From the archive - 08.01.1988
The head who feels guilty about games
Like many heads, I suffer pangs of guilt at my inability to reconcile the various pressures at work on primary school sport. Should we be teaching a graded series of ball skills: dribbling round cones, passing, shooting, hitting and catching? And, if so, ought I really to expect this from every teacher who takes games?
I cannot find it in my heart to grumble when I see Mr X enjoying an apparently uneducational game of rounders with his class. What is a games lesson for anyway? It certainly has little to do with getting fit - the very last way of getting a child fit is to set him or her once a week to an activity with lots of pauses for instruction.

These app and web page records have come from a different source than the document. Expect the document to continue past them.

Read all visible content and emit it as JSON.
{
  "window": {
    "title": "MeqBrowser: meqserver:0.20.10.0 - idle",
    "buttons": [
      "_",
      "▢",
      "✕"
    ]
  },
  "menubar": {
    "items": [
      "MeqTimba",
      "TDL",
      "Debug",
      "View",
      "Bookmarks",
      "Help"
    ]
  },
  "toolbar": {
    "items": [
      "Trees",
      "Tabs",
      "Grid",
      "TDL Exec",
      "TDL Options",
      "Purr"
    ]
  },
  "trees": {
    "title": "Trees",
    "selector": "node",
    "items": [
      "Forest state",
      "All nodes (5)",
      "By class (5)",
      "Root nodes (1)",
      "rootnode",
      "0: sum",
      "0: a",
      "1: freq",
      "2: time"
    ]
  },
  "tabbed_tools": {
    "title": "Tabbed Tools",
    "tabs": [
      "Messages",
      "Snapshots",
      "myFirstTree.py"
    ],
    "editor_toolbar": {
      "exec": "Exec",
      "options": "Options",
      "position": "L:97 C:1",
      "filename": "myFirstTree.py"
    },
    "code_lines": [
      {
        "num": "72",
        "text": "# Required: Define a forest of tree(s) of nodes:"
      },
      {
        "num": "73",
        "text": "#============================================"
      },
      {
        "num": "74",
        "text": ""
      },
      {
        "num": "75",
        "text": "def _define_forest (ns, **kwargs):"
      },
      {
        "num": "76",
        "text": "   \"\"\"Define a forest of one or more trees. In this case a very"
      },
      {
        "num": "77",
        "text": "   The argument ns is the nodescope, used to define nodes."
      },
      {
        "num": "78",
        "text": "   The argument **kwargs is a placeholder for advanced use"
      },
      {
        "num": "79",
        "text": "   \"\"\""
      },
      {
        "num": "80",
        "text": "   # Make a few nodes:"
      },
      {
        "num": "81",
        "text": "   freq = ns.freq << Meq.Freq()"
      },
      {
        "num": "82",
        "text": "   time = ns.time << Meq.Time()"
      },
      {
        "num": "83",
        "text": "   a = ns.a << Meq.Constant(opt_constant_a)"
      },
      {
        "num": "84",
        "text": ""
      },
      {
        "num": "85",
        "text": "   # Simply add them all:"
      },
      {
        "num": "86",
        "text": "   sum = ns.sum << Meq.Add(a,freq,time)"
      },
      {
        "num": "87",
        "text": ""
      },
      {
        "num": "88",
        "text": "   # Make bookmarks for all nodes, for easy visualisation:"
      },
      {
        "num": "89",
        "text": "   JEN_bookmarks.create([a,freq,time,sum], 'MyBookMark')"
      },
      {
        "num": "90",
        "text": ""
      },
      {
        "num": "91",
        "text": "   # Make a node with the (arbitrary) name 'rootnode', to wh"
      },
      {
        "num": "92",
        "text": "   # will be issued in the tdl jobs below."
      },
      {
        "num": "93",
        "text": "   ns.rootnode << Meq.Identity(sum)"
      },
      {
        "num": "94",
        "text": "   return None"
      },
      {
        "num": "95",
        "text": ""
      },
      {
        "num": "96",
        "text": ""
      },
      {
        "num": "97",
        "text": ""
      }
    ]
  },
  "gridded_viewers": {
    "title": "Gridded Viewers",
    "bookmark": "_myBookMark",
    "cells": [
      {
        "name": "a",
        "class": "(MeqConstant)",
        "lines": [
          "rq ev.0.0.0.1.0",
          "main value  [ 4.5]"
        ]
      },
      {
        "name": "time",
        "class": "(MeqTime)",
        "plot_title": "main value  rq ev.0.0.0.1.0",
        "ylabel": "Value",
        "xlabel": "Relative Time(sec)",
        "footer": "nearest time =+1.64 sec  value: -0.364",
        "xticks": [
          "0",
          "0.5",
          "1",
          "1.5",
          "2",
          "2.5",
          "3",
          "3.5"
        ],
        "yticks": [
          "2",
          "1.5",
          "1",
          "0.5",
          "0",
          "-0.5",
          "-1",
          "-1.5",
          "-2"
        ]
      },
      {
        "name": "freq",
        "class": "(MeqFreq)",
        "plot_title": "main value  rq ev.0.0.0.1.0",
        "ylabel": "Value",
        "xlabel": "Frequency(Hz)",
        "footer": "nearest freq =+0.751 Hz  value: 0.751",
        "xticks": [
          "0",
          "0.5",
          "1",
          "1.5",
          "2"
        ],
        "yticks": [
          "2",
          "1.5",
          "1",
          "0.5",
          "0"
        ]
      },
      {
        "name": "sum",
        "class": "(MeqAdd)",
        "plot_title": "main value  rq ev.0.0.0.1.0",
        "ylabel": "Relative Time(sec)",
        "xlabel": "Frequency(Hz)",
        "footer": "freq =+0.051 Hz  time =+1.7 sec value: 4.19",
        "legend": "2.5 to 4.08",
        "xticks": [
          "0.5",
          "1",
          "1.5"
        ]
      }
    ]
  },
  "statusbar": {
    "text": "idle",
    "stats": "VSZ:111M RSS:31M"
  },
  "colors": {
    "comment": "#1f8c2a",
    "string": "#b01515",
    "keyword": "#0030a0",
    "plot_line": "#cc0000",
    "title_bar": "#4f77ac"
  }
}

Are there social aims and, if so, are they of a kind that cannot be achieved in other curriculum areas? Is it all connected with the laying of foundations for future national sports glory?
And what of my team fixtures? I see a colleague on the phone trying to fix up a series of inter-school matches before the evenings grow too dark. I see him later coming off the field in the freezing murky twilight and I wonder exactly what, in educational terms, is going on.
Mr X with his rounders match may cause the PE adviser to have the vapours. He may well, however, be teaching a whole set of values: that Jimmy, for instance, who never hits straight, is not to be jeered but helped.